- Problem to work on
Please set out each line below exactly as it stands, without the images.
(Working data Opens)
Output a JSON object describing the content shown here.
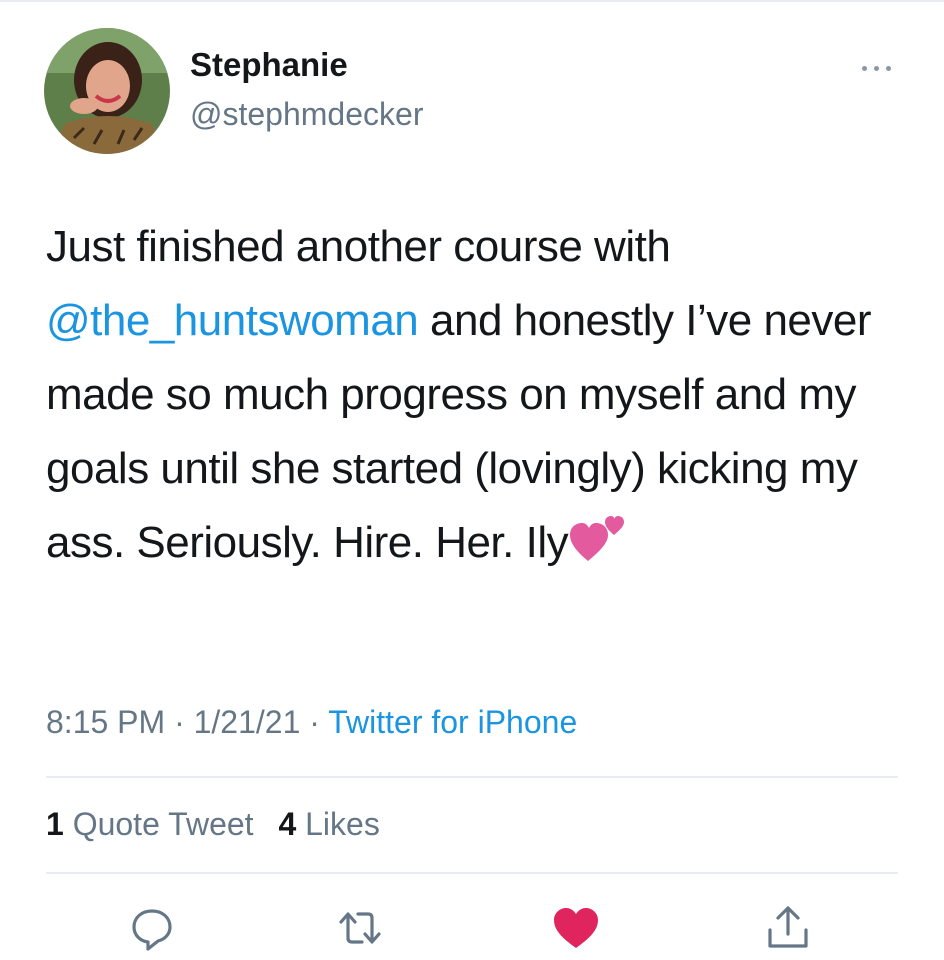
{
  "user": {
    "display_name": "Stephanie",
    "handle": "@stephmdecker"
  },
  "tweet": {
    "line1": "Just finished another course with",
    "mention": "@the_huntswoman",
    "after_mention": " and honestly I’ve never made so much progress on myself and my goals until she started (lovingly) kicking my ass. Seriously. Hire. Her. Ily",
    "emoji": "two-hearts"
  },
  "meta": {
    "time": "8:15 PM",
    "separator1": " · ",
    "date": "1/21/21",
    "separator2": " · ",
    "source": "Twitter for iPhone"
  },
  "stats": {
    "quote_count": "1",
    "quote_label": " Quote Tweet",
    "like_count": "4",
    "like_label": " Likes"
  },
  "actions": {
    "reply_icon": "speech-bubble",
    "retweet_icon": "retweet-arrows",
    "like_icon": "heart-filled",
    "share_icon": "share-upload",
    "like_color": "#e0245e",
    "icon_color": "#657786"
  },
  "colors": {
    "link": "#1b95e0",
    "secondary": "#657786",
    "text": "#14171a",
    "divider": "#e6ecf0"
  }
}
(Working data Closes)
- Written solution
Output a JSON object describing the content shown here.
{
  "user": {
    "display_name": "Stephanie",
    "handle": "@stephmdecker"
  },
  "tweet": {
    "line1": "Just finished another course with",
    "mention": "@the_huntswoman",
    "after_mention": " and honestly I’ve never made so much progress on myself and my goals until she started (lovingly) kicking my ass. Seriously. Hire. Her. Ily",
    "emoji": "two-hearts"
  },
  "meta": {
    "time": "8:15 PM",
    "separator1": " · ",
    "date": "1/21/21",
    "separator2": " · ",
    "source": "Twitter for iPhone"
  },
  "stats": {
    "quote_count": "1",
    "quote_label": " Quote Tweet",
    "like_count": "4",
    "like_label": " Likes"
  },
  "actions": {
    "reply_icon": "speech-bubble",
    "retweet_icon": "retweet-arrows",
    "like_icon": "heart-filled",
    "share_icon": "share-upload",
    "like_color": "#e0245e",
    "icon_color": "#657786"
  },
  "colors": {
    "link": "#1b95e0",
    "secondary": "#657786",
    "text": "#14171a",
    "divider": "#e6ecf0"
  }
}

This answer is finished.